Arms dealers interests were protected thanks to the intimate relationship they often had with politicians. In 1914 one Labour MP, Philip Snowden, told the House of Commons that with so many MPs being shareholders of arms companies, ‘it is not possible to throw a stone at the benches opposite without hitting one.’

The arms companies also didn’t care who they sold their weapons to. As the march to war continued, their drive for profits at all costs even led UK arms companies, Armstrong and Vickers – which later merged to become BAE – to sell weapons to the Ottoman Empire that would soon be turned on British soldiers in the disastrous Gallipoli campaign.

The human cost of war should never be forgotten, and that is why the arms trade needs to be reminded time and time again about the terrible crimes that it directly supported and facilitated.

The arms trade today

The brother of 23 year old Juma Massoud Rianni cries when he hears that his brother was one of many prisoners who were executed. Tripoli, Libya, 28 August 2011 © Jeroen Oerlemans, Panos

After the First World War many rightly believed the arms trade to be a primary cause of war. The unprecedented scale of death and destruction wrought by modern weaponry led a majority of people to support disarmament and international conciliation. The scale of opposition was seen with nationwide events, such as the Peace Ballot, in which over 10 million people registered their opposition to the arms trade.

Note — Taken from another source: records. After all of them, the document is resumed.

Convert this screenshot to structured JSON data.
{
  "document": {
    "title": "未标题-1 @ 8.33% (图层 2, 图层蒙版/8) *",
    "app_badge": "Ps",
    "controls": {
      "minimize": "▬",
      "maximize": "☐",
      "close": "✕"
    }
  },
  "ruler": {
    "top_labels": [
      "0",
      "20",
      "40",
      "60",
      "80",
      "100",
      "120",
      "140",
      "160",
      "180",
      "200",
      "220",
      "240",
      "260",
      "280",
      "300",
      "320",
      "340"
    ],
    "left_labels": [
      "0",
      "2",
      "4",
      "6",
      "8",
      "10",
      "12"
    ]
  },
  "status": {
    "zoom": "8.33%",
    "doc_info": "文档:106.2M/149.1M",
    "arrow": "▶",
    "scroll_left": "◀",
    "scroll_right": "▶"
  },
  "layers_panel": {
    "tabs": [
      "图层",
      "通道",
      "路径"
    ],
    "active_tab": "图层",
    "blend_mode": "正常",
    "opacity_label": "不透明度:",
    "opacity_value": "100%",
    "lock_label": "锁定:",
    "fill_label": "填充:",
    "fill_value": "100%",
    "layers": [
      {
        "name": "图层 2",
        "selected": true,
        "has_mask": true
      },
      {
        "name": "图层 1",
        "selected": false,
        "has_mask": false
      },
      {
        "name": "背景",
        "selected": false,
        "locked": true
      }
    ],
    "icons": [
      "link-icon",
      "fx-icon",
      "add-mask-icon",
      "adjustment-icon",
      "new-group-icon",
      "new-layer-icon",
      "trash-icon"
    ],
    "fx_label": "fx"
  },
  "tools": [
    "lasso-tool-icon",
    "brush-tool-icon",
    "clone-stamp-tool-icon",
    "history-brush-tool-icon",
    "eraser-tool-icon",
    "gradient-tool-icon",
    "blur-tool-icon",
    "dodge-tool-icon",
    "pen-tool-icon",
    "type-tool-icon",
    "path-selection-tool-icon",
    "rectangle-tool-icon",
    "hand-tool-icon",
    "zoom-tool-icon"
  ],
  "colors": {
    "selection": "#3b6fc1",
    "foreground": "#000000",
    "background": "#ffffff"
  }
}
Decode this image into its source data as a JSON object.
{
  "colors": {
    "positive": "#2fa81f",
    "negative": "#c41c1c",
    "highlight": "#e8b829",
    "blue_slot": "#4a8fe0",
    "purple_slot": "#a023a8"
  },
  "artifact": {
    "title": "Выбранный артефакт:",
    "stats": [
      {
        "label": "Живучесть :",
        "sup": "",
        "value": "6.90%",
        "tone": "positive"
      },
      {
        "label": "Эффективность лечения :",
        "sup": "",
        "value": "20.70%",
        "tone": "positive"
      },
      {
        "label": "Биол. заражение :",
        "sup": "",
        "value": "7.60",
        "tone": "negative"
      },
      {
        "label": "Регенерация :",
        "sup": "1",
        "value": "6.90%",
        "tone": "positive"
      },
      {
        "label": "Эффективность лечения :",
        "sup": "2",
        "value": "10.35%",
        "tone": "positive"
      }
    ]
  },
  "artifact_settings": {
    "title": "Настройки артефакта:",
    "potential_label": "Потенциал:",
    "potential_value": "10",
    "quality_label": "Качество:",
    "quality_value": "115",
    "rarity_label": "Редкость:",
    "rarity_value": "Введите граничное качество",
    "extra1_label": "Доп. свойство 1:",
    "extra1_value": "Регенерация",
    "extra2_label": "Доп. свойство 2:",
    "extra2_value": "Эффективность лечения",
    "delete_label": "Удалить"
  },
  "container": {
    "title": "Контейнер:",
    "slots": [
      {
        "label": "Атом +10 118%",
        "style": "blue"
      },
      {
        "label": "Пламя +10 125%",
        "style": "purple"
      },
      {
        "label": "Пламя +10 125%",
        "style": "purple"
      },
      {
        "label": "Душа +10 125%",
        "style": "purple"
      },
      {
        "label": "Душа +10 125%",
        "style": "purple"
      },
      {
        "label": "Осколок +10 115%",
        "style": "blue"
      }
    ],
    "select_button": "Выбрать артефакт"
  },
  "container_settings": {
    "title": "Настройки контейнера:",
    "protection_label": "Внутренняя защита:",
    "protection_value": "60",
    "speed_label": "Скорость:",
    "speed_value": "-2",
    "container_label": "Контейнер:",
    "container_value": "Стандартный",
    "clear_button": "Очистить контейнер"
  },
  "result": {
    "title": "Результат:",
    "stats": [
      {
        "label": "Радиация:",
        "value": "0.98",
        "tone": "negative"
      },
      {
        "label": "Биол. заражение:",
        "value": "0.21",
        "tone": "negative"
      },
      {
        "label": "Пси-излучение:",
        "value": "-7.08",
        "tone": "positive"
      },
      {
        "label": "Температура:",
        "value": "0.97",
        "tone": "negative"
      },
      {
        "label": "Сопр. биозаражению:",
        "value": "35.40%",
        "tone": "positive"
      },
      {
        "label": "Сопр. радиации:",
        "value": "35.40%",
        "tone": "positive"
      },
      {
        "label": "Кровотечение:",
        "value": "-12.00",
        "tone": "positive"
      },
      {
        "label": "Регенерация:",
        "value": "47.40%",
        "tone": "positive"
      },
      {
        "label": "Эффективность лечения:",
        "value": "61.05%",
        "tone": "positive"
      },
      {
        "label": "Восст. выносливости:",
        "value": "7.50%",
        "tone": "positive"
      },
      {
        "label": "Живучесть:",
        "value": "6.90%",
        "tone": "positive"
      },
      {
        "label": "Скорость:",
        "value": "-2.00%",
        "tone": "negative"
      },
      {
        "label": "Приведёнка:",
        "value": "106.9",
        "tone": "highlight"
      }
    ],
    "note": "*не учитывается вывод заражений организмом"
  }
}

Unfortunately the fundamentals of the arms trade are unchanged since then. Arms companies still exist to sell weapons, irrespective of of national boundaries, and selling to all sides in a conflict has not abated since the First World War. The conflict in Libya is a case in point. It saw arms from one company, MBDA, being used by Gaddafi’s forces, the Libyan rebels and the UK and French military.

The close relationship and revolving door between the industry and government is also still dominant today as politicians often become managers for arms companies when they leave politics. One of the most striking examples of recent years is that of Sir Sherard Cowper-Coles, who, as Britain’s Ambassador to Saudi Arabia, pressured the Serious Fraud Office to drop its investigation into BAE-Saudi arms deals. On leaving the Foreign Office he was given a job with BAE Systems.

Those of us that seek to challenge the arms trade and its militaristic mindset today need to continue countering the same myths that arms companies are a ‘necessary evil’ and act in the national interest. Focusing on and exposing their profiteering conduct a century ago and drawing the parallels with today is essential when responding to those that are trying to teach the wrong lessons from the First World War today.

You can follow the Campaign Against the Arms Trade on Twitter at @wwwcaatorguk.